Exercise objective –
From the entries that follow, copy each line containing the word "date".

Exercise data –

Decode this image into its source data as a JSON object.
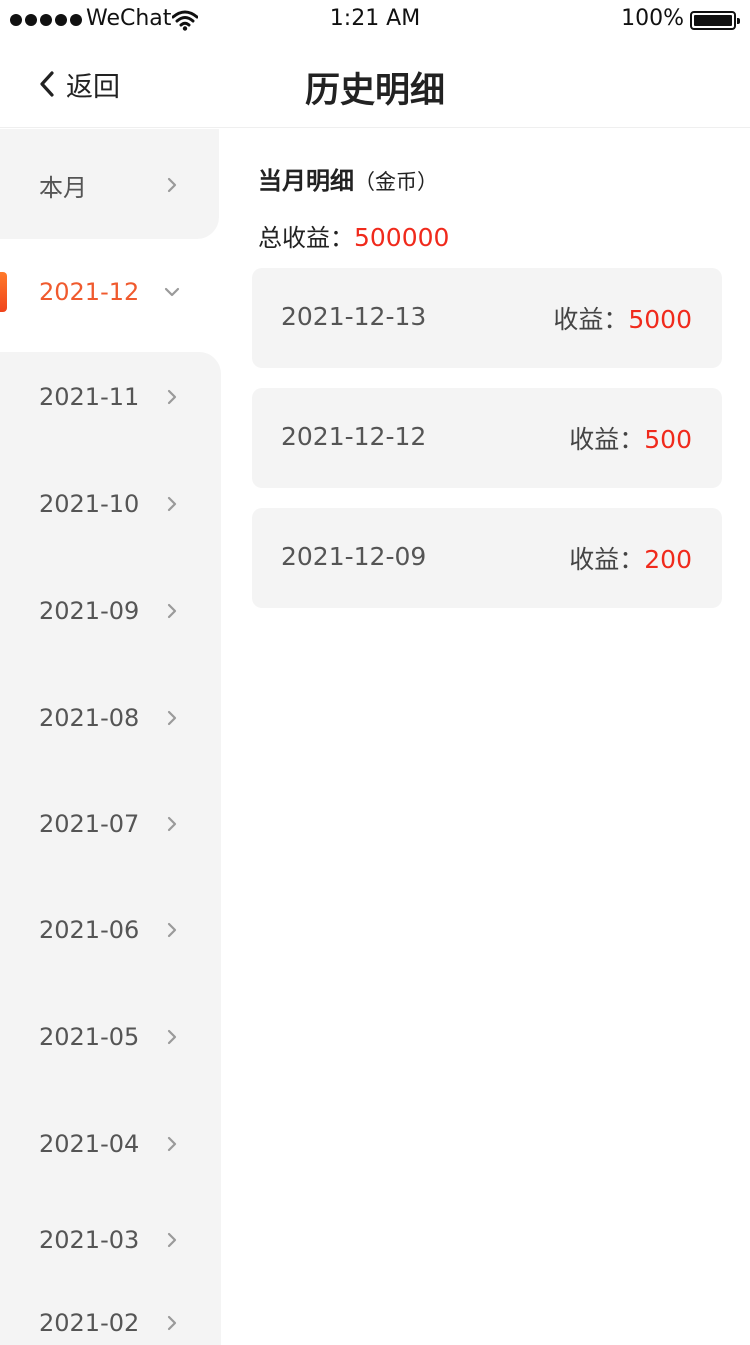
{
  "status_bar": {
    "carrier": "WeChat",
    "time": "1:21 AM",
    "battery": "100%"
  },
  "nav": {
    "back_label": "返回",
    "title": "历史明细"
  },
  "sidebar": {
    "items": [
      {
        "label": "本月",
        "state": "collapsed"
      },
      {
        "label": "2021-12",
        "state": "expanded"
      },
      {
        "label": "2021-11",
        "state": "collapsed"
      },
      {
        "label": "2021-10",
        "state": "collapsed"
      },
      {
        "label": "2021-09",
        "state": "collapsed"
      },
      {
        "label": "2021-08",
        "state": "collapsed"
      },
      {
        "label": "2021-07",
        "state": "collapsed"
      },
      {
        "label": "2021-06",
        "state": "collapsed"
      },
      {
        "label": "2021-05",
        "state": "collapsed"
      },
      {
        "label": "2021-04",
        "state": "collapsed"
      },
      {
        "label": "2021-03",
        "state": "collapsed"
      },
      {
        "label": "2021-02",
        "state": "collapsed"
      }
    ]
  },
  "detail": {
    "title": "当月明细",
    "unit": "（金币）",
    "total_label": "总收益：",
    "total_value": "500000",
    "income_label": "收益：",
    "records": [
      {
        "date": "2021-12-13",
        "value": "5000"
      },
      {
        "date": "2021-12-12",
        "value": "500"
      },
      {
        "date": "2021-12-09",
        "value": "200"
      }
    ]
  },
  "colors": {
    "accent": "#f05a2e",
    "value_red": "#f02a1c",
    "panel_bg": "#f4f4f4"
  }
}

Output –
        "date": "2021-12-13",
        "date": "2021-12-12",
        "date": "2021-12-09",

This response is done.